Summer calls for adventure with lots of time spent in the great outdoors. But this season is also prime for accidents and other mishaps, many of which are preventable.
You already know to slather on the sunscreen and to stay hydrated (see our blog Summer Safety Tips for Parents for this and more). Here are five additional summer safety tips for families to keep in mind.
1. Make a plan. You likely have plenty of outings on the calendar, from hiking to water sports to amusement parks. Spontaneity is part of the fun, sure — but that doesn’t mean you should forgo plans altogether.
Create a loose schedule for when you’ll arrive, take breaks and head back. Think ahead about everything you might need, such as extra snacks, extra cash, emergency contact numbers and a first aid kit. Choose a clear meeting spot, should anyone get separated from the group. Such plans will help everyone know what to expect, which some children find comforting.
2. Check your safety gear. Summertime activities tend to require lots of equipment, so now’s the time to ensure everything is in order. Does that bike tire need to be reinflated or replaced? Do the kids’ helmets still fit? Does everyone have the right size life jacket? (You might be surprised at how much they’ve grown since last year!)
Safety gear only works if it’s properly maintained and used consistently. While you’re at it, remind your kids to look both ways before crossing the street and to use dedicated bicycle lanes whenever possible. Find more road safety rules for kids here.
3. Practice food safety. Bacteria flourish in warm temperatures, so foodborne illnesses tend to rise amid all those summer barbecues and picnics. Keep raw meat, poultry and seafood separate from other items, and cook them thoroughly. (Check this with a food thermometer, available at most grocery stores!) Once your meal is prepared, keep cold foods cold and hot foods hot. Refrigerate or dispose of leftovers within one to two hours.
Also make sure everyone washes their hands before serving and eating. An alcohol-based hand sanitizer will work if you don’t have access to soap and running water.
4. Watch out for sensory overload. Everyone loves the beach, right? Actually, some hallmarks of summer can be overwhelming for children with sensory processing disorder (SPD), which means they have trouble organizing and responding to information that comes in through their five senses. The same could be true of children on the autism spectrum or with other special needs. For example, fireworks could be too loud for them or the sun too bright. The feeling of sand between their toes may evoke more “eek” than “aah.”
If a child in your care is sensitive to stimulation, provide them with tools to help make summer activities more comfortable, such as noise-cancelling headphones, sunglasses and closed-toed shoes. Have an exit plan in case they need a break from all the sights and sounds. Some museums, theaters and other venues even offer sensory-friendly showings, so look for those opportunities in your area. After a super-busy day or week, know that your child might need some downtime to recover and get back into their routine.

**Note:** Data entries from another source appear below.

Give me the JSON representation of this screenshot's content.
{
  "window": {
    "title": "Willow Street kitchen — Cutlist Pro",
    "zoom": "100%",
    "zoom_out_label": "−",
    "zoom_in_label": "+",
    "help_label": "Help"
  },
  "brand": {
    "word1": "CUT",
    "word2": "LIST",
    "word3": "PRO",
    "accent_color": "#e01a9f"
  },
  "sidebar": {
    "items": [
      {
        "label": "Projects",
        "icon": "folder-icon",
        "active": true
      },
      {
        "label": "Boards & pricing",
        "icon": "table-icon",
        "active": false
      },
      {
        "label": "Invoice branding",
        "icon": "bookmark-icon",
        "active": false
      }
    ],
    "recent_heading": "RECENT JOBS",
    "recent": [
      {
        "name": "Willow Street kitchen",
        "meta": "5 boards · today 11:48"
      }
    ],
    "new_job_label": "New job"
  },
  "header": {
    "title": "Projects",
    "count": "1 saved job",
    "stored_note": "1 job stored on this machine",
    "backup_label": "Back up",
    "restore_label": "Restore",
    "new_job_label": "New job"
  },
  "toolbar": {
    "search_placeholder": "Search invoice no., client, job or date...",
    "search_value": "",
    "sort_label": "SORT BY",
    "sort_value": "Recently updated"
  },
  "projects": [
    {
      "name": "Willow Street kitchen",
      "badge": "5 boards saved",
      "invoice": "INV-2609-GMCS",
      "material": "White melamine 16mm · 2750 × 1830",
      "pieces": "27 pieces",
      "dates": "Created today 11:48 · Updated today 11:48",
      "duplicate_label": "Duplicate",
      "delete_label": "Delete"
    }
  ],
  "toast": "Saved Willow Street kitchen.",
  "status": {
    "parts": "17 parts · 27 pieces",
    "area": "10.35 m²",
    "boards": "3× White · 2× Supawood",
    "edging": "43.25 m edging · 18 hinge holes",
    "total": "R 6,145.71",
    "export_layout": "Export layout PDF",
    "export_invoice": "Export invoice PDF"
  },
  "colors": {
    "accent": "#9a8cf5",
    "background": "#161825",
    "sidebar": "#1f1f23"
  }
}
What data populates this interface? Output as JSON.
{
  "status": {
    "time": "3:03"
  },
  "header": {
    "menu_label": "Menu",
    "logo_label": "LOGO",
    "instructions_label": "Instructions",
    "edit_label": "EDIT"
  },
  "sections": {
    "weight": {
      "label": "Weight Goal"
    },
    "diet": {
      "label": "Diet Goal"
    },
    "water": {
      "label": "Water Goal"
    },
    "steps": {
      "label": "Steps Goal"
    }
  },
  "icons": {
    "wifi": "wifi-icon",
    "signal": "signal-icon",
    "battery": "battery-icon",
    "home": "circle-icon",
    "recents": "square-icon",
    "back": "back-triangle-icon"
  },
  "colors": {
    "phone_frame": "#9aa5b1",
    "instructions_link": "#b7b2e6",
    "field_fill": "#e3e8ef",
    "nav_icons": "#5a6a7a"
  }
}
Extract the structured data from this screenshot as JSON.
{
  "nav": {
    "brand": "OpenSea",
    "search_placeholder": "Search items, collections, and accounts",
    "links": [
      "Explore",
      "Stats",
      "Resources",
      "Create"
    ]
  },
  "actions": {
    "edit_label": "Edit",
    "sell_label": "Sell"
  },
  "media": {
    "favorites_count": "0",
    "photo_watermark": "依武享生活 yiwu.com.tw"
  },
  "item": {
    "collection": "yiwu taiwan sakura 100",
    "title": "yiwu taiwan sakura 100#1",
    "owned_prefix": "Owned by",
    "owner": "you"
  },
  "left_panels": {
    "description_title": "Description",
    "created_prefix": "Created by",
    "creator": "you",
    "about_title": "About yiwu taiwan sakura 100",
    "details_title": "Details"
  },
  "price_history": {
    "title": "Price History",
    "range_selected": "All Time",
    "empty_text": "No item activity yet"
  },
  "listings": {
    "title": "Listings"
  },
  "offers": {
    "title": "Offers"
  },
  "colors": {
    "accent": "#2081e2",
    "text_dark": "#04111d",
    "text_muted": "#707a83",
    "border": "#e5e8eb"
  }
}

5. Be vigilant. Speaking of routines, it’s easy for family time to become unstructured during summer break. Still, it’s important to have age-appropriate rules in place at home (again, many children thrive on predictability). With older children, establish boundaries for where they can go in the neighborhood and who they can spend time with. Note when they should be home for dinner and try to keep a consistent bedtime, which will make the return to school just a little bit easier.
Supervise younger children at all times in the backyard, on the playground or anywhere near water. Discourage pushing, shoving or any form of roughhousing. (Did you know? More than 200,000 playground-related injuries are treated in emergency departments each year.) It’s important to always keep an eye on them, because accidents can happen at any moment.
Summertime is for making lasting memories. We hope this season is a happy and safe one for your family.